If you want to experience the freedom of sailing and moving gracefully through the water with nothing but wind power, than buying a used sailboat is your ticket to getting there. With so many sailors on the water - and owners growing out of smaller boats or down-sizing from bigger boats - there is currently a booming used sailboat market. The sailboat of your dreams may be on sale right now, just waiting for you to find her! Buying a used sailboat can be a safe, high value bet if you know what to look for. Search for sailboats that were kept for many years by the same owner. This means that even if the boat was not meticulously maintained - though many are - you still have access to the history of the sailboat and what kind of conditions it was exposed to.

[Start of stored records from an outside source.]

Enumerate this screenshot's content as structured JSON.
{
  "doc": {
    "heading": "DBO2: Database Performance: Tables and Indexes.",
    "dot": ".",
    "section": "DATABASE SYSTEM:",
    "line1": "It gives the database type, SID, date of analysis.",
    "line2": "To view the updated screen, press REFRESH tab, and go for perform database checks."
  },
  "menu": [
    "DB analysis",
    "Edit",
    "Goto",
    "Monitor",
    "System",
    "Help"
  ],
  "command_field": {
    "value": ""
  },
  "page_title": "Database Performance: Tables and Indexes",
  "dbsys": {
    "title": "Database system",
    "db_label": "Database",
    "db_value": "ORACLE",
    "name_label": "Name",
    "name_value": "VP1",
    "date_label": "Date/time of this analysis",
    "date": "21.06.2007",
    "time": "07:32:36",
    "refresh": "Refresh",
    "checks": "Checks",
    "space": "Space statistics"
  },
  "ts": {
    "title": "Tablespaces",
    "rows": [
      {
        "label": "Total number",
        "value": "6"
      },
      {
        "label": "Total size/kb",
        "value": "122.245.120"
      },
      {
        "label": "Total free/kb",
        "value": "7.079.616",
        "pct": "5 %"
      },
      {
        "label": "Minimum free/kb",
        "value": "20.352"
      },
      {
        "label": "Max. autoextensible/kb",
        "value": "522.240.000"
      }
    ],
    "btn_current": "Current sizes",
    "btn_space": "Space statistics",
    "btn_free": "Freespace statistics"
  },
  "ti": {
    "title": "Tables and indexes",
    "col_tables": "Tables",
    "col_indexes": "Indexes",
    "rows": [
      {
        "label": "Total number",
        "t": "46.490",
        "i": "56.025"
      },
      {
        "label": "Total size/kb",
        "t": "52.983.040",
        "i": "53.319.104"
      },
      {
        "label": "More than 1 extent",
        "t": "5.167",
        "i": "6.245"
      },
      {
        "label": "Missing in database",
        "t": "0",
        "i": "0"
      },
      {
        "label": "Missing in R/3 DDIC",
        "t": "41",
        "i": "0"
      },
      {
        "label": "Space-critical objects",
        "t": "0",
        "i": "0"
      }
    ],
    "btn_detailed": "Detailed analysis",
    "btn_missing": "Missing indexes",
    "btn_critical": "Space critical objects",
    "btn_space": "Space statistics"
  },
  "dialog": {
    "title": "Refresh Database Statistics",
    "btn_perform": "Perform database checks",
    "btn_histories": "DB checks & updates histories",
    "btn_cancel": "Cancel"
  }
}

Disassembly of Sailboat Winch To disassemble, remove the drum from the base of the winch using the screw at the bottom of the winch handle socket. Simply unscrew it, pull the socket out, and the drum will lift off. As you lift the drum, be aware the winch roller bearing cages may momentarily stick inside the drum and could unexpectedly drop out. Make sure they dont bounce off the deck into the water. Now you can remove all the winch gears and bearings for cleaning. Even though the sailboat winch only goes back together one way, it wont hurt to take a good look at everything.
Most sailboats are fiberglass these days, but if you are looking for a really strong sailboat, you are likely to choose steel or aluminum. Fiberglass is fine for normal use, but if you are going cross oceans, or give your sailboat a hard life, metal is best. They are also good materials if you want to get your own design of sailboat built. The reason aluminum or steel are best is that metals are both strong and stiff, and when hit really hard, they bend - fiberglass and even the most advanced composites will break, and even shatter. Then the sailboat will almost certainly sink. A sailboat with a dent in the hull can keep going.
You will need to be good with your hands and have a small workshop with the necessary tools. Its best to buy the tools as you go along to avoid unnecessary expenditure. You may decide to buy a prefabricated hull and sails, or alternatively you may opt to make everything yourself. Whatever you decide, your starting point is a scale drawing with enough detail to get you started. If you are really ambitious you could even create your own design. Beware of scaling down the plans of a full size boat unless you are an expert mathematician because the relationship is not direct.